COVID-19 Cases Per Day: 431
While the city’s COVID case rates are dropping rapidly, they are still not close to the “lower transmission” level, which is defined by the CDC as between 20-199 new COVID cases per day.
In fact, the city’s case rate is still at a “high transmission” level, according to city data.
COVID-19 Test Positivity Rates: 2%
This metric is already at the “lower transmission” level that would be required to remove mitigations, and if it drops below 2%, then it would fall to the “low transmission” level, the lowest level that it can reach.
Hospital Bed Occupancy: 290
This metric remains in the “substantial transmission” category, but it is still declining and could hit the “lower transmission” threshold of 249 in the coming days.
ICU Bed Occupancy: 97
Chicago officials say that this metric has now officially hit the “lower transmission” level after dropping below 99 over the weekend. This number would have to stay at 99 or below for two consecutive weeks in order for mitigations to be rolled back.
When Could Mitigations Be Rolled Back?
City officials say that once three of the preceding four metrics hit the “lower transmission” level, that will start a two-week clock, known as an “incubation cycle.”
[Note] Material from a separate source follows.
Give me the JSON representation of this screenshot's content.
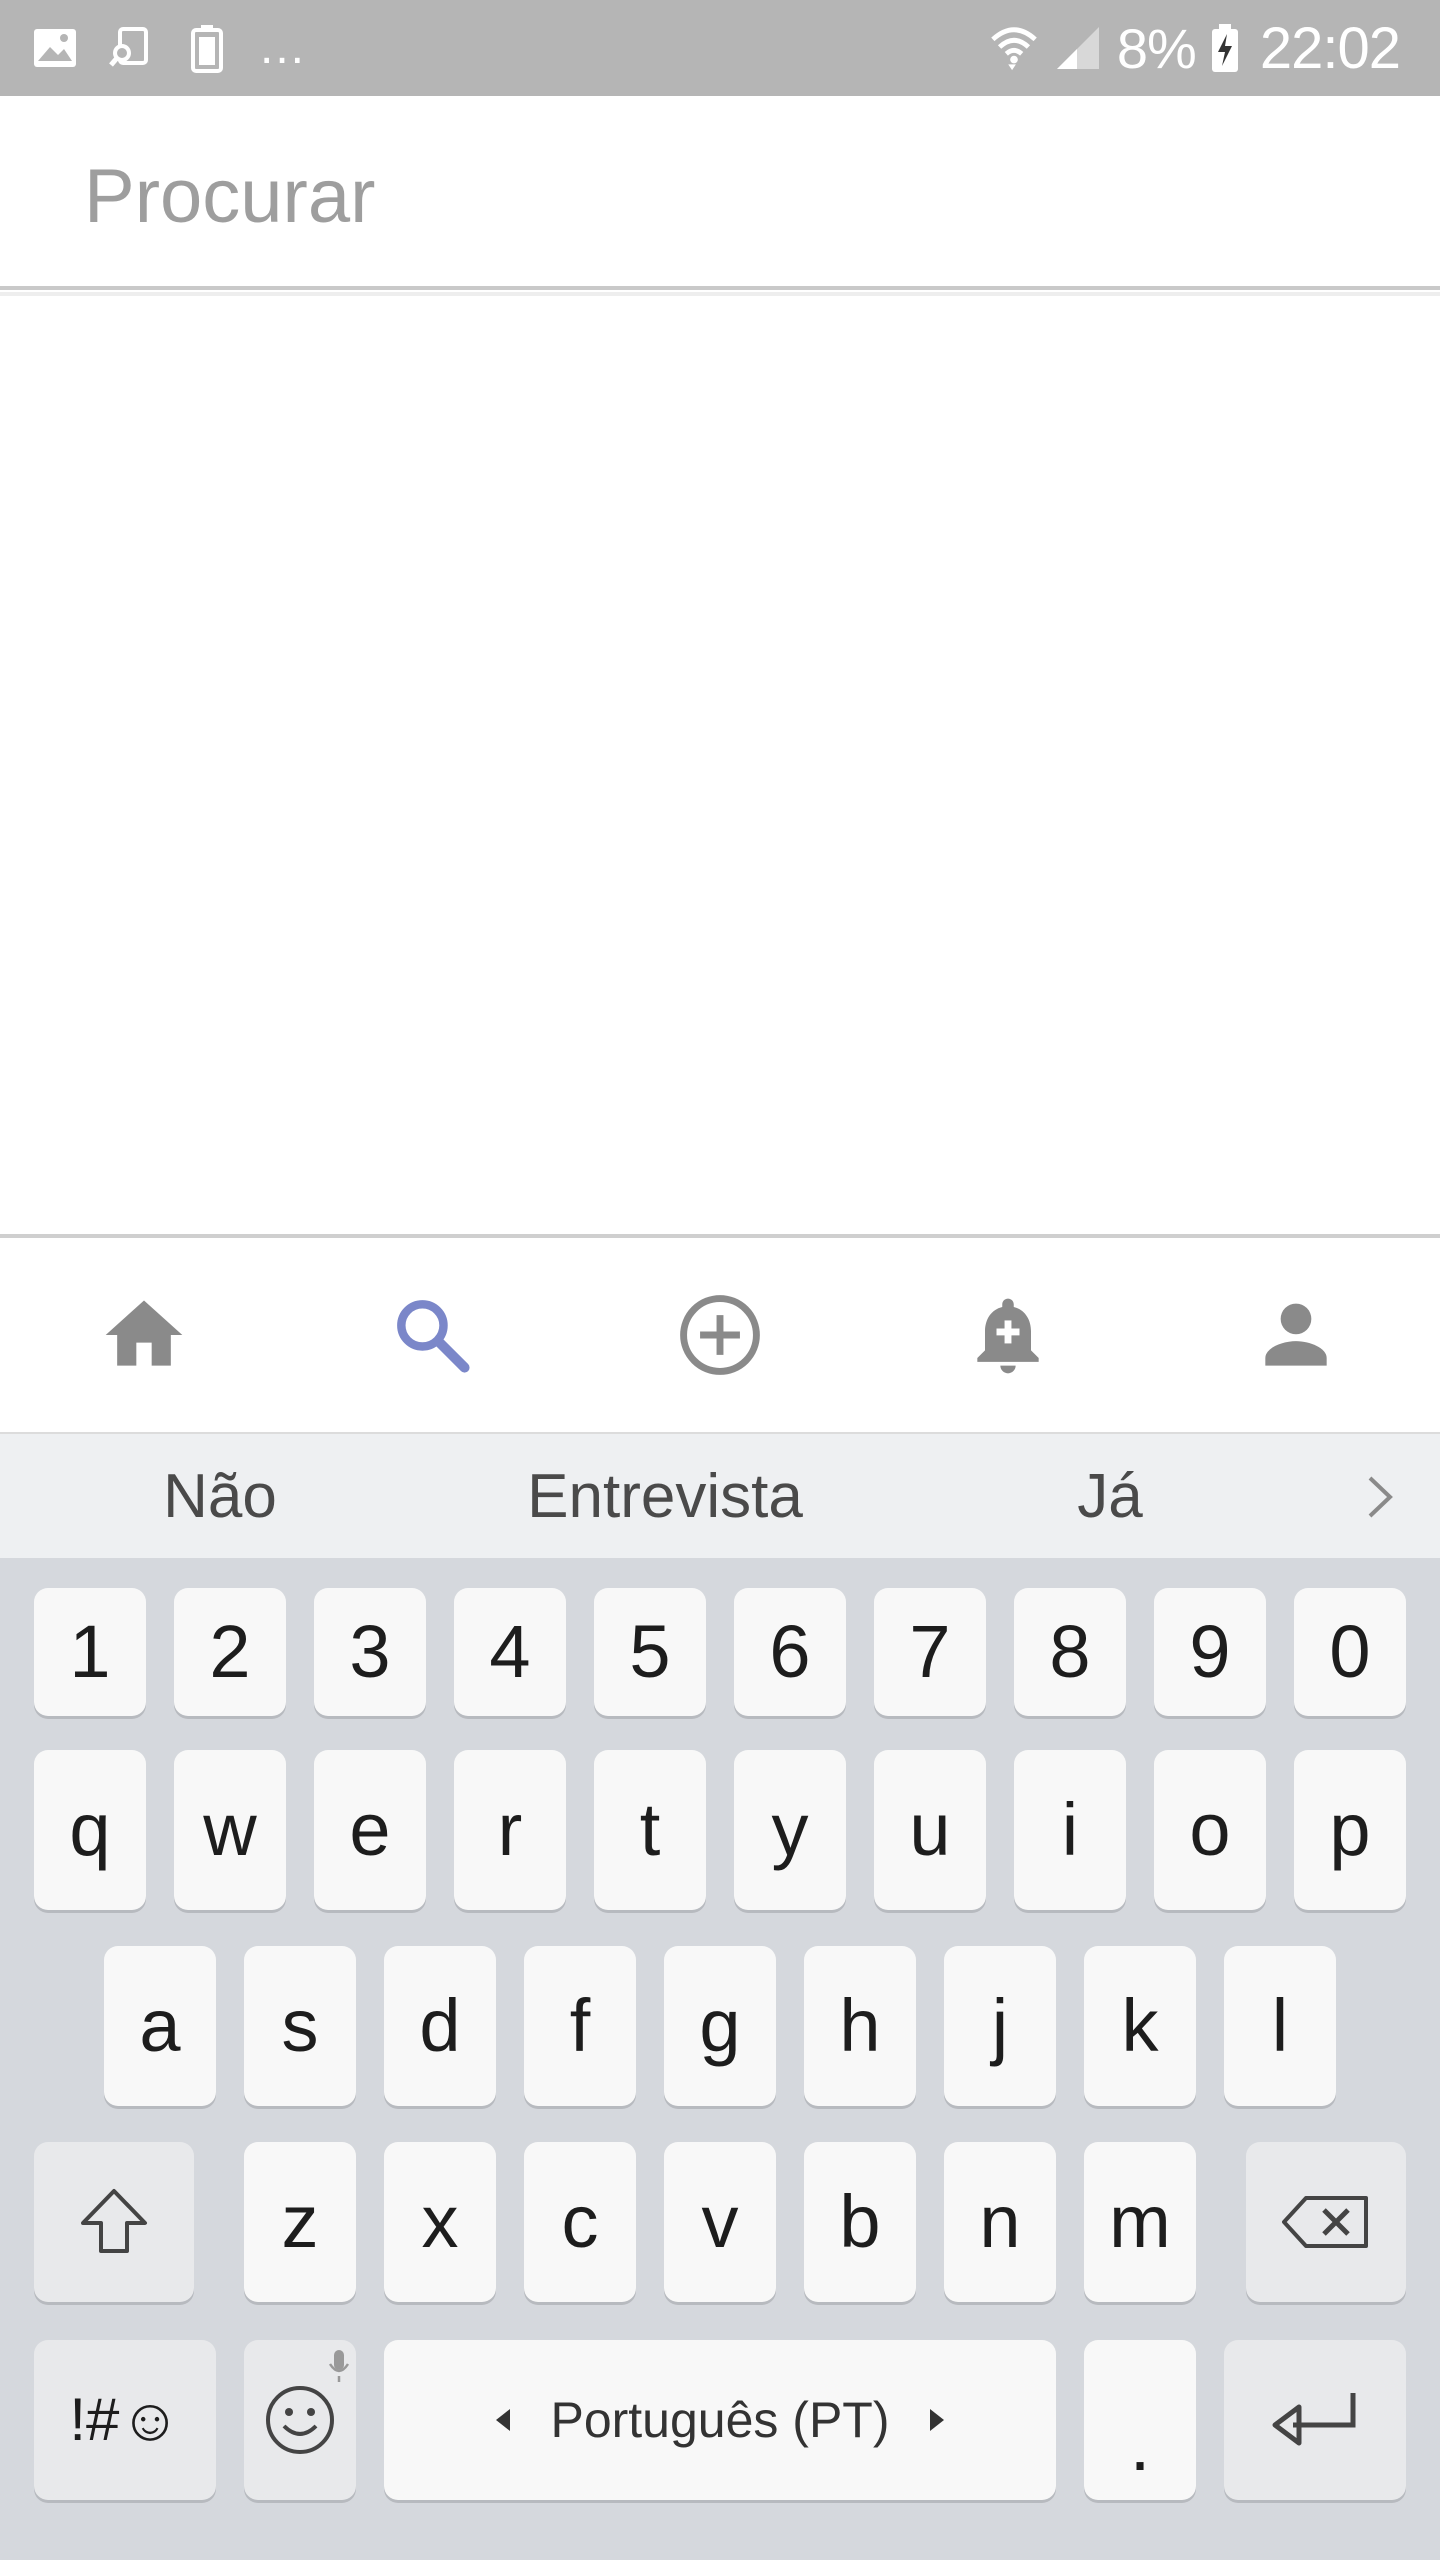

After those two weeks, if the numbers remain within the “lower transmission” category, then officials would move to remove mitigations that are in place.